┌──

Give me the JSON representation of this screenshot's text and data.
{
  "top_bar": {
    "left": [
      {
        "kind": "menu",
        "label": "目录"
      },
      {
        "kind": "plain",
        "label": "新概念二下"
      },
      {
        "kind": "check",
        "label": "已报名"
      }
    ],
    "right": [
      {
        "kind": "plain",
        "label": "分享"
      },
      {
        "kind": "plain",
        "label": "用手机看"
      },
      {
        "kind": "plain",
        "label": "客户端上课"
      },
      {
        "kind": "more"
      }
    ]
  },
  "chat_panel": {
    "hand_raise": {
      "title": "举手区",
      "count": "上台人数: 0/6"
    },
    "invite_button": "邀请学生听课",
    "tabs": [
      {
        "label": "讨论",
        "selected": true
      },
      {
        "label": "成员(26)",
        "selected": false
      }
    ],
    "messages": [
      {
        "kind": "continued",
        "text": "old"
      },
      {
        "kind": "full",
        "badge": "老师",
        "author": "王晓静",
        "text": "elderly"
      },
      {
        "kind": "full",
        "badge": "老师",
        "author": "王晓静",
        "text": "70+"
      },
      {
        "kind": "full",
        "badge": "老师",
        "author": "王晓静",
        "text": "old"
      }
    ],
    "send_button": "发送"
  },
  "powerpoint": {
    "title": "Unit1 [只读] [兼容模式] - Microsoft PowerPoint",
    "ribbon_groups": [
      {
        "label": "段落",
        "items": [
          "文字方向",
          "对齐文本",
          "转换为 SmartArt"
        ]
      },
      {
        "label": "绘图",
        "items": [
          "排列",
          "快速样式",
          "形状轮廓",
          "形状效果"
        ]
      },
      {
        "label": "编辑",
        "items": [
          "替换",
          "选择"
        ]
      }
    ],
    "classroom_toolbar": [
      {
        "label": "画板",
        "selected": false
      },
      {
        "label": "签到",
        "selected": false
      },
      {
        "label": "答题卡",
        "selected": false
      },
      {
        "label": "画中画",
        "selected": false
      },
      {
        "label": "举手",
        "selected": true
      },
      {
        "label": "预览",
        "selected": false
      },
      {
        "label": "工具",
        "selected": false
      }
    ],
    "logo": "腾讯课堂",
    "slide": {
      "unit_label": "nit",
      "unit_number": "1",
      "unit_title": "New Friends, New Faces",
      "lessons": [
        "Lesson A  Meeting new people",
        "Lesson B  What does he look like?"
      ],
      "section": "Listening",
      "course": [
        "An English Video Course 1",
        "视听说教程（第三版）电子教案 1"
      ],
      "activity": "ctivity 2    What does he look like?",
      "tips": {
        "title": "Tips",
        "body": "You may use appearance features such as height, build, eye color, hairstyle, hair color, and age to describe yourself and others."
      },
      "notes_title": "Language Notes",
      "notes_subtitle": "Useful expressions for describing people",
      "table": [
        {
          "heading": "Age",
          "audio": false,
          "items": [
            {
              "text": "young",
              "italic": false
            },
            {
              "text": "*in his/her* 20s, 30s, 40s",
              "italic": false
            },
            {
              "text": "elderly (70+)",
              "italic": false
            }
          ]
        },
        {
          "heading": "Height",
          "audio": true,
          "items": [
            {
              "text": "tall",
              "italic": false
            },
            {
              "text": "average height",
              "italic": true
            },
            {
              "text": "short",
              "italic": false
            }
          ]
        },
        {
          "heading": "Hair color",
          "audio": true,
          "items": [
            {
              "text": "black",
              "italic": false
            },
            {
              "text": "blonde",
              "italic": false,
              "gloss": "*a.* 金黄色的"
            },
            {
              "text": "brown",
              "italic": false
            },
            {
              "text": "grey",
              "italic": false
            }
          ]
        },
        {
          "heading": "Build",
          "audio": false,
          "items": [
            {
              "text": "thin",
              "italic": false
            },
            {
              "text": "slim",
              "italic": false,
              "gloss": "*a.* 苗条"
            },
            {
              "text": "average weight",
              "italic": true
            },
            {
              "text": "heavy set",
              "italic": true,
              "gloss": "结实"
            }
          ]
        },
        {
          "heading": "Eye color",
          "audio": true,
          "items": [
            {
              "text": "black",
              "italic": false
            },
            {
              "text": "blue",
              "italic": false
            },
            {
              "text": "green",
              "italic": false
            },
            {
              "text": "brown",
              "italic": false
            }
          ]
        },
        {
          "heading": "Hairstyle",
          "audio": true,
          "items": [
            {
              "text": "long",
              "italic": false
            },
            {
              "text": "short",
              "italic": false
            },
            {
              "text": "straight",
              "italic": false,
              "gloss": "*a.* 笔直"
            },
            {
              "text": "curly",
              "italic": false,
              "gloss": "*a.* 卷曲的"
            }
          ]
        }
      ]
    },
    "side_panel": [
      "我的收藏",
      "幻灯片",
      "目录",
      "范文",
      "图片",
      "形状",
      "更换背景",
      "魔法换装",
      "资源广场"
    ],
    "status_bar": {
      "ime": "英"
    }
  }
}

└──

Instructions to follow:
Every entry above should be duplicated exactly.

Task output:
Give me the JSON representation of this screenshot's text and data.
{
  "top_bar": {
    "left": [
      {
        "kind": "menu",
        "label": "目录"
      },
      {
        "kind": "plain",
        "label": "新概念二下"
      },
      {
        "kind": "check",
        "label": "已报名"
      }
    ],
    "right": [
      {
        "kind": "plain",
        "label": "分享"
      },
      {
        "kind": "plain",
        "label": "用手机看"
      },
      {
        "kind": "plain",
        "label": "客户端上课"
      },
      {
        "kind": "more"
      }
    ]
  },
  "chat_panel": {
    "hand_raise": {
      "title": "举手区",
      "count": "上台人数: 0/6"
    },
    "invite_button": "邀请学生听课",
    "tabs": [
      {
        "label": "讨论",
        "selected": true
      },
      {
        "label": "成员(26)",
        "selected": false
      }
    ],
    "messages": [
      {
        "kind": "continued",
        "text": "old"
      },
      {
        "kind": "full",
        "badge": "老师",
        "author": "王晓静",
        "text": "elderly"
      },
      {
        "kind": "full",
        "badge": "老师",
        "author": "王晓静",
        "text": "70+"
      },
      {
        "kind": "full",
        "badge": "老师",
        "author": "王晓静",
        "text": "old"
      }
    ],
    "send_button": "发送"
  },
  "powerpoint": {
    "title": "Unit1 [只读] [兼容模式] - Microsoft PowerPoint",
    "ribbon_groups": [
      {
        "label": "段落",
        "items": [
          "文字方向",
          "对齐文本",
          "转换为 SmartArt"
        ]
      },
      {
        "label": "绘图",
        "items": [
          "排列",
          "快速样式",
          "形状轮廓",
          "形状效果"
        ]
      },
      {
        "label": "编辑",
        "items": [
          "替换",
          "选择"
        ]
      }
    ],
    "classroom_toolbar": [
      {
        "label": "画板",
        "selected": false
      },
      {
        "label": "签到",
        "selected": false
      },
      {
        "label": "答题卡",
        "selected": false
      },
      {
        "label": "画中画",
        "selected": false
      },
      {
        "label": "举手",
        "selected": true
      },
      {
        "label": "预览",
        "selected": false
      },
      {
        "label": "工具",
        "selected": false
      }
    ],
    "logo": "腾讯课堂",
    "slide": {
      "unit_label": "nit",
      "unit_number": "1",
      "unit_title": "New Friends, New Faces",
      "lessons": [
        "Lesson A  Meeting new people",
        "Lesson B  What does he look like?"
      ],
      "section": "Listening",
      "course": [
        "An English Video Course 1",
        "视听说教程（第三版）电子教案 1"
      ],
      "activity": "ctivity 2    What does he look like?",
      "tips": {
        "title": "Tips",
        "body": "You may use appearance features such as height, build, eye color, hairstyle, hair color, and age to describe yourself and others."
      },
      "notes_title": "Language Notes",
      "notes_subtitle": "Useful expressions for describing people",
      "table": [
        {
          "heading": "Age",
          "audio": false,
          "items": [
            {
              "text": "young",
              "italic": false
            },
            {
              "text": "*in his/her* 20s, 30s, 40s",
              "italic": false
            },
            {
              "text": "elderly (70+)",
              "italic": false
            }
          ]
        },
        {
          "heading": "Height",
          "audio": true,
          "items": [
            {
              "text": "tall",
              "italic": false
            },
            {
              "text": "average height",
              "italic": true
            },
            {
              "text": "short",
              "italic": false
            }
          ]
        },
        {
          "heading": "Hair color",
          "audio": true,
          "items": [
            {
              "text": "black",
              "italic": false
            },
            {
              "text": "blonde",
              "italic": false,
              "gloss": "*a.* 金黄色的"
            },
            {
              "text": "brown",
              "italic": false
            },
            {
              "text": "grey",
              "italic": false
            }
          ]
        },
        {
          "heading": "Build",
          "audio": false,
          "items": [
            {
              "text": "thin",
              "italic": false
            },
            {
              "text": "slim",
              "italic": false,
              "gloss": "*a.* 苗条"
            },
            {
              "text": "average weight",
              "italic": true
            },
            {
              "text": "heavy set",
              "italic": true,
              "gloss": "结实"
            }
          ]
        },
        {
          "heading": "Eye color",
          "audio": true,
          "items": [
            {
              "text": "black",
              "italic": false
            },
            {
              "text": "blue",
              "italic": false
            },
            {
              "text": "green",
              "italic": false
            },
            {
              "text": "brown",
              "italic": false
            }
          ]
        },
        {
          "heading": "Hairstyle",
          "audio": true,
          "items": [
            {
              "text": "long",
              "italic": false
            },
            {
              "text": "short",
              "italic": false
            },
            {
              "text": "straight",
              "italic": false,
              "gloss": "*a.* 笔直"
            },
            {
              "text": "curly",
              "italic": false,
              "gloss": "*a.* 卷曲的"
            }
          ]
        }
      ]
    },
    "side_panel": [
      "我的收藏",
      "幻灯片",
      "目录",
      "范文",
      "图片",
      "形状",
      "更换背景",
      "魔法换装",
      "资源广场"
    ],
    "status_bar": {
      "ime": "英"
    }
  }
}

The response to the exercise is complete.